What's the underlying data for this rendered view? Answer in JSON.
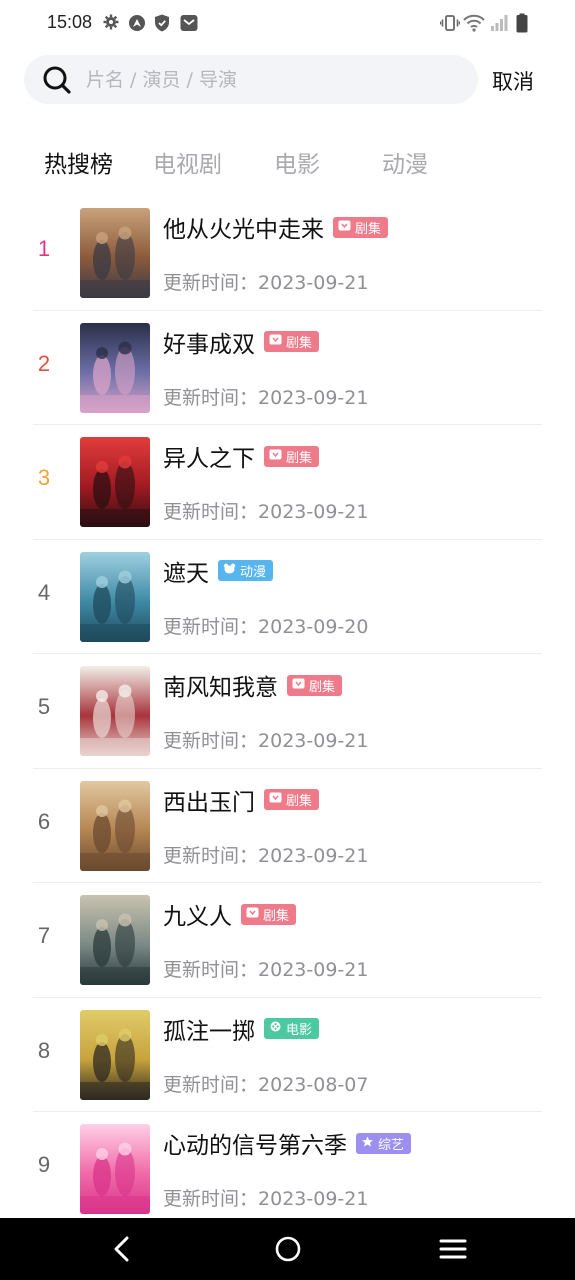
{
  "status_bar": {
    "time": "15:08"
  },
  "search": {
    "placeholder": "片名 / 演员 / 导演",
    "value": "",
    "cancel_label": "取消"
  },
  "tabs": [
    {
      "label": "热搜榜",
      "active": true
    },
    {
      "label": "电视剧",
      "active": false
    },
    {
      "label": "电影",
      "active": false
    },
    {
      "label": "动漫",
      "active": false
    }
  ],
  "update_prefix": "更新时间：",
  "ranking": [
    {
      "rank": "1",
      "title": "他从火光中走来",
      "badge": "剧集",
      "badge_type": "drama",
      "date": "2023-09-21"
    },
    {
      "rank": "2",
      "title": "好事成双",
      "badge": "剧集",
      "badge_type": "drama",
      "date": "2023-09-21"
    },
    {
      "rank": "3",
      "title": "异人之下",
      "badge": "剧集",
      "badge_type": "drama",
      "date": "2023-09-21"
    },
    {
      "rank": "4",
      "title": "遮天",
      "badge": "动漫",
      "badge_type": "anime",
      "date": "2023-09-20"
    },
    {
      "rank": "5",
      "title": "南风知我意",
      "badge": "剧集",
      "badge_type": "drama",
      "date": "2023-09-21"
    },
    {
      "rank": "6",
      "title": "西出玉门",
      "badge": "剧集",
      "badge_type": "drama",
      "date": "2023-09-21"
    },
    {
      "rank": "7",
      "title": "九义人",
      "badge": "剧集",
      "badge_type": "drama",
      "date": "2023-09-21"
    },
    {
      "rank": "8",
      "title": "孤注一掷",
      "badge": "电影",
      "badge_type": "movie",
      "date": "2023-08-07"
    },
    {
      "rank": "9",
      "title": "心动的信号第六季",
      "badge": "综艺",
      "badge_type": "variety",
      "date": "2023-09-21"
    }
  ],
  "colors": {
    "rank_1": "#e4358a",
    "rank_2": "#e0513f",
    "rank_3": "#f0a33a",
    "rank_default": "#666666",
    "badge_drama": "#ef7b8a",
    "badge_anime": "#56b4ee",
    "badge_movie": "#4cc9a0",
    "badge_variety": "#9d8ff0"
  },
  "posters": [
    {
      "colors": [
        "#3a3a45",
        "#8b5a3c",
        "#c9a27a"
      ],
      "icon": "poster-1"
    },
    {
      "colors": [
        "#d9a3c7",
        "#6d6fa8",
        "#2a2f4a"
      ],
      "icon": "poster-2"
    },
    {
      "colors": [
        "#2b0f12",
        "#a11a22",
        "#e23c3c"
      ],
      "icon": "poster-3"
    },
    {
      "colors": [
        "#1f4a5c",
        "#3f8aa6",
        "#9fd0e0"
      ],
      "icon": "poster-4"
    },
    {
      "colors": [
        "#e7d3cf",
        "#a8343c",
        "#f2eee8"
      ],
      "icon": "poster-5"
    },
    {
      "colors": [
        "#6b4a30",
        "#b48552",
        "#e2c7a0"
      ],
      "icon": "poster-6"
    },
    {
      "colors": [
        "#2a3a3a",
        "#7b8a86",
        "#c9c2b0"
      ],
      "icon": "poster-7"
    },
    {
      "colors": [
        "#2e2a22",
        "#c8a23c",
        "#e0cc6a"
      ],
      "icon": "poster-8"
    },
    {
      "colors": [
        "#d9348a",
        "#f06aa8",
        "#ffd0e6"
      ],
      "icon": "poster-9"
    }
  ]
}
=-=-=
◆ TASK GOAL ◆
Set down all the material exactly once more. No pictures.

◆ OUTPUT BELOW ◆
What's the underlying data for this rendered view? Answer in JSON.
{
  "status_bar": {
    "time": "15:08"
  },
  "search": {
    "placeholder": "片名 / 演员 / 导演",
    "value": "",
    "cancel_label": "取消"
  },
  "tabs": [
    {
      "label": "热搜榜",
      "active": true
    },
    {
      "label": "电视剧",
      "active": false
    },
    {
      "label": "电影",
      "active": false
    },
    {
      "label": "动漫",
      "active": false
    }
  ],
  "update_prefix": "更新时间：",
  "ranking": [
    {
      "rank": "1",
      "title": "他从火光中走来",
      "badge": "剧集",
      "badge_type": "drama",
      "date": "2023-09-21"
    },
    {
      "rank": "2",
      "title": "好事成双",
      "badge": "剧集",
      "badge_type": "drama",
      "date": "2023-09-21"
    },
    {
      "rank": "3",
      "title": "异人之下",
      "badge": "剧集",
      "badge_type": "drama",
      "date": "2023-09-21"
    },
    {
      "rank": "4",
      "title": "遮天",
      "badge": "动漫",
      "badge_type": "anime",
      "date": "2023-09-20"
    },
    {
      "rank": "5",
      "title": "南风知我意",
      "badge": "剧集",
      "badge_type": "drama",
      "date": "2023-09-21"
    },
    {
      "rank": "6",
      "title": "西出玉门",
      "badge": "剧集",
      "badge_type": "drama",
      "date": "2023-09-21"
    },
    {
      "rank": "7",
      "title": "九义人",
      "badge": "剧集",
      "badge_type": "drama",
      "date": "2023-09-21"
    },
    {
      "rank": "8",
      "title": "孤注一掷",
      "badge": "电影",
      "badge_type": "movie",
      "date": "2023-08-07"
    },
    {
      "rank": "9",
      "title": "心动的信号第六季",
      "badge": "综艺",
      "badge_type": "variety",
      "date": "2023-09-21"
    }
  ],
  "colors": {
    "rank_1": "#e4358a",
    "rank_2": "#e0513f",
    "rank_3": "#f0a33a",
    "rank_default": "#666666",
    "badge_drama": "#ef7b8a",
    "badge_anime": "#56b4ee",
    "badge_movie": "#4cc9a0",
    "badge_variety": "#9d8ff0"
  },
  "posters": [
    {
      "colors": [
        "#3a3a45",
        "#8b5a3c",
        "#c9a27a"
      ],
      "icon": "poster-1"
    },
    {
      "colors": [
        "#d9a3c7",
        "#6d6fa8",
        "#2a2f4a"
      ],
      "icon": "poster-2"
    },
    {
      "colors": [
        "#2b0f12",
        "#a11a22",
        "#e23c3c"
      ],
      "icon": "poster-3"
    },
    {
      "colors": [
        "#1f4a5c",
        "#3f8aa6",
        "#9fd0e0"
      ],
      "icon": "poster-4"
    },
    {
      "colors": [
        "#e7d3cf",
        "#a8343c",
        "#f2eee8"
      ],
      "icon": "poster-5"
    },
    {
      "colors": [
        "#6b4a30",
        "#b48552",
        "#e2c7a0"
      ],
      "icon": "poster-6"
    },
    {
      "colors": [
        "#2a3a3a",
        "#7b8a86",
        "#c9c2b0"
      ],
      "icon": "poster-7"
    },
    {
      "colors": [
        "#2e2a22",
        "#c8a23c",
        "#e0cc6a"
      ],
      "icon": "poster-8"
    },
    {
      "colors": [
        "#d9348a",
        "#f06aa8",
        "#ffd0e6"
      ],
      "icon": "poster-9"
    }
  ]
}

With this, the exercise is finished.